[RECORDS FOR THE TASK]
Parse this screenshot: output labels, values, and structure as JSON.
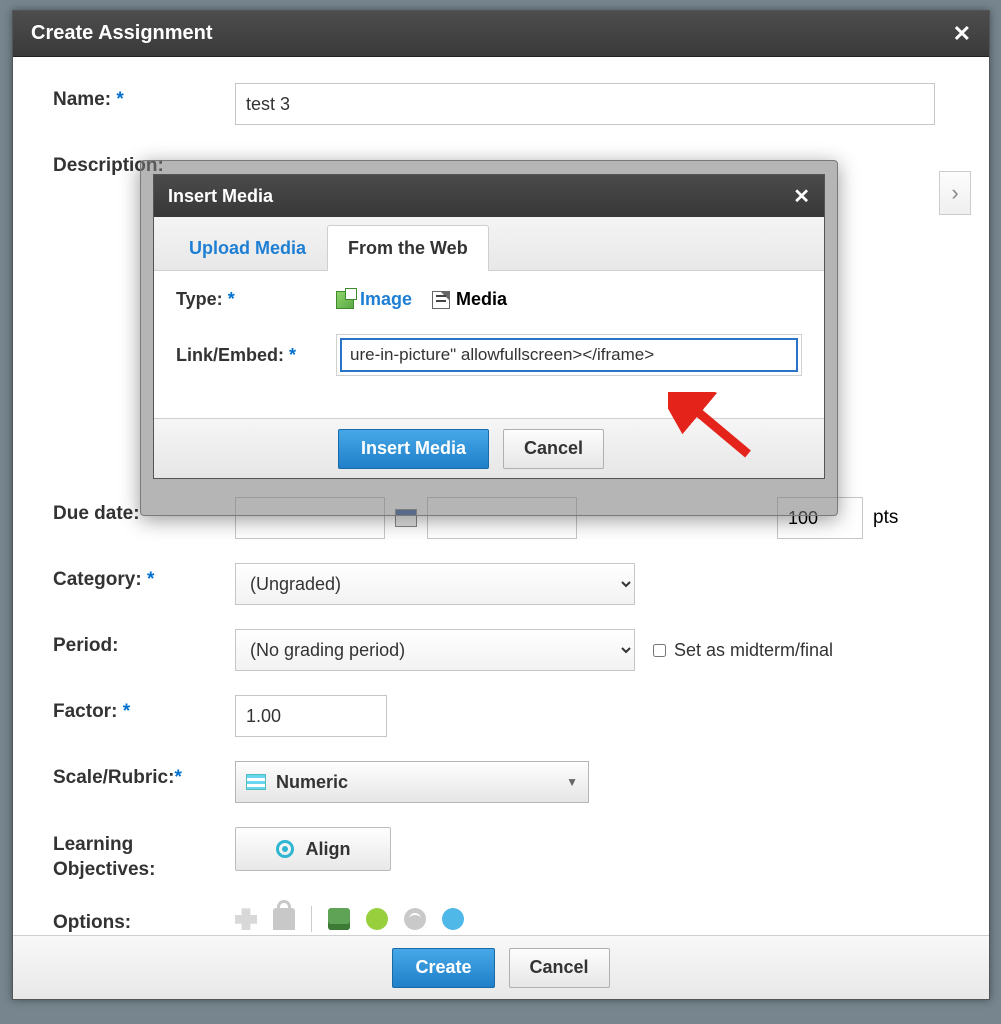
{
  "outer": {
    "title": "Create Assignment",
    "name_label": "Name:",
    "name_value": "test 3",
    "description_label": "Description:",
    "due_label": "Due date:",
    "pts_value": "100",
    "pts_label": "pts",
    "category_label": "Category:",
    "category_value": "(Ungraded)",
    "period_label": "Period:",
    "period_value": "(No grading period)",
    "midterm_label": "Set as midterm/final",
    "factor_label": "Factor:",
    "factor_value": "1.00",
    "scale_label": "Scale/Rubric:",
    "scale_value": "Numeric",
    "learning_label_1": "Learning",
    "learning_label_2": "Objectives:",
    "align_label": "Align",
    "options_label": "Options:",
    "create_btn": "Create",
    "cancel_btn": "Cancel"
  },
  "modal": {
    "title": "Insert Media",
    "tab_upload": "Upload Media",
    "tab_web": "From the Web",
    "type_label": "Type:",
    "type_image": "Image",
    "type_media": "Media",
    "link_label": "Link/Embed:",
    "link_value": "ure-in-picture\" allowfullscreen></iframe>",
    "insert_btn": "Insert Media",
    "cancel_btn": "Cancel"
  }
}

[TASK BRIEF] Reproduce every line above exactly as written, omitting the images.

[TASK RESPONSE]
Parse this screenshot: output labels, values, and structure as JSON.
{
  "outer": {
    "title": "Create Assignment",
    "name_label": "Name:",
    "name_value": "test 3",
    "description_label": "Description:",
    "due_label": "Due date:",
    "pts_value": "100",
    "pts_label": "pts",
    "category_label": "Category:",
    "category_value": "(Ungraded)",
    "period_label": "Period:",
    "period_value": "(No grading period)",
    "midterm_label": "Set as midterm/final",
    "factor_label": "Factor:",
    "factor_value": "1.00",
    "scale_label": "Scale/Rubric:",
    "scale_value": "Numeric",
    "learning_label_1": "Learning",
    "learning_label_2": "Objectives:",
    "align_label": "Align",
    "options_label": "Options:",
    "create_btn": "Create",
    "cancel_btn": "Cancel"
  },
  "modal": {
    "title": "Insert Media",
    "tab_upload": "Upload Media",
    "tab_web": "From the Web",
    "type_label": "Type:",
    "type_image": "Image",
    "type_media": "Media",
    "link_label": "Link/Embed:",
    "link_value": "ure-in-picture\" allowfullscreen></iframe>",
    "insert_btn": "Insert Media",
    "cancel_btn": "Cancel"
  }
}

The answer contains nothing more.